for a given set of parameters.

The following is one function you might consider using

Int_t NumPoints=0; Float_t x[100],y[100],errory[100]; Double_t chiSq1,chiSq2,chiSq3; //______________________________________________________________________________ Double_t func(float x,float y,Double_t *par) { // Bevington Chapt 5 Fit function // Double_t value=( par[0]+par[1]*exp((-1.0)*x/par[3])+par[2]*exp((-1.0)*x/par[4])); //Temp-vs-Voltage Fit function Double_t value=( par[0]+par[1]*x); return value; } //______________________________________________________________________________ Double_t CalcChiSq(Int_t &npar, Double_t *par, Int_t iflag) { //calculate chisquare Double_t chisq = 0; Double_t delta; for (Int_t i=0;i<NumPoints; i++) { delta = (y[i]-func(x[i],y[i],par))/errory[i]; chisq += delta*delta; } return(chisq); }

In the above function the data are stored in the global arrays x[i], y[i] and errory[i]. The number of parameters is passed to the function using the variable npar and the actual parameters, stored in an array, are passed using the variable par.

The variable NumPoints is also a global variable and determines how many data points are used to calculate
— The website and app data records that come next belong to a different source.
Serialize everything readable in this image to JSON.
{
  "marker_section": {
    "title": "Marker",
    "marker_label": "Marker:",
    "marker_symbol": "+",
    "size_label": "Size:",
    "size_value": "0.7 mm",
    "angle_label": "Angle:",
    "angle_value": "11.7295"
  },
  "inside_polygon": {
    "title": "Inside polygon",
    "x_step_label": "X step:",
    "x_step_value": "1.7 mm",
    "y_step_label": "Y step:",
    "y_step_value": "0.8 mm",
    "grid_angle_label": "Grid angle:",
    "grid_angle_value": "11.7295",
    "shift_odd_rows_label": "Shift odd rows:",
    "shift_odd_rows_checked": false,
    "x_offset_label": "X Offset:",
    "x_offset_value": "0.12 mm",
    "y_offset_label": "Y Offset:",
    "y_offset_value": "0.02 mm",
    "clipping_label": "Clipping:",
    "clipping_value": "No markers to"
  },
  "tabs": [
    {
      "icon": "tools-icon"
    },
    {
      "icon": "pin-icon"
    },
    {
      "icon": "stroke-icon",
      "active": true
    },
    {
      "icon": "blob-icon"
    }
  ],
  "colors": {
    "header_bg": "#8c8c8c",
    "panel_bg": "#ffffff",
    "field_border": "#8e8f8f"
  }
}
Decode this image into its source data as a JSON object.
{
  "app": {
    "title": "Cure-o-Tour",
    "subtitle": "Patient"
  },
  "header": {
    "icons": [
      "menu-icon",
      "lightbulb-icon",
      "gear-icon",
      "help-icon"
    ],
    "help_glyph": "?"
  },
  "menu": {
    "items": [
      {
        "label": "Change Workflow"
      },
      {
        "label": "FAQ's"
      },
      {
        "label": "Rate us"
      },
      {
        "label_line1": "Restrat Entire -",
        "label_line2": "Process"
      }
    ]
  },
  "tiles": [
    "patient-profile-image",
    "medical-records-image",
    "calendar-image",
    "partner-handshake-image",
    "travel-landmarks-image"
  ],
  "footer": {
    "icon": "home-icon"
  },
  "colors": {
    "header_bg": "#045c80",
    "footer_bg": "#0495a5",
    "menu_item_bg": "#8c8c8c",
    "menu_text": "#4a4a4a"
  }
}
.void GridTest(void ) { const Int_t NPar=2; Double_t Parameter[NPar],ParameterStepSize[NPar]; // Parameter[0]=-1.00503; // Parameter[1]=0.043144; Parameter[0]=-0.88; Parameter[1]=0.041; ParameterStepSize[0]=0.01; ParameterStepSize[1]=0.001; printf("Iinitial ChiSQR=%g\n",CalcChiSq(NPar, Parameter, 0)); GridLS(NPar, Parameter, ParameterStepSize); }

## PlotResults

void PlotResults(Int_t npar, Double_t *Params) { Float_t yfit[100]; if(NumPoints==0) { printf("Data arrays are not filled\n execute function \n\tLoadDataArrays\n"); return; } /* for(Int_t i=0;i<npar;i++) { printf("Params[%d]=%g\n",i,Params[i]); } */ TGraph *gr = new TGraphErrors(NumPoints,x,y,0,errory); gr->SetTitle("Counts -vs- Time"); gr->GetXaxis()->SetTitle("Time (s)"); gr->GetYaxis()->SetTitle("Counts"); gr->SetMarkerColor(4); gr->SetMarkerStyle(21); gr->Draw("AP"); // gr->Draw(); //Fit results for(Int_t i=0;i<NumPoints;i++) { // yfit[i]=func(x[i],y[i],Parameters); yfit[i]=func(x[i],y[i],Params); // printf("x[%d]=%g\ty[%d]=%g\tyfit=%g\n",i,x[i],i,y[i],yfit[i]); } TGraph *grfit = new TGraph(NumPoints,x,yfit); grfit->Draw(); }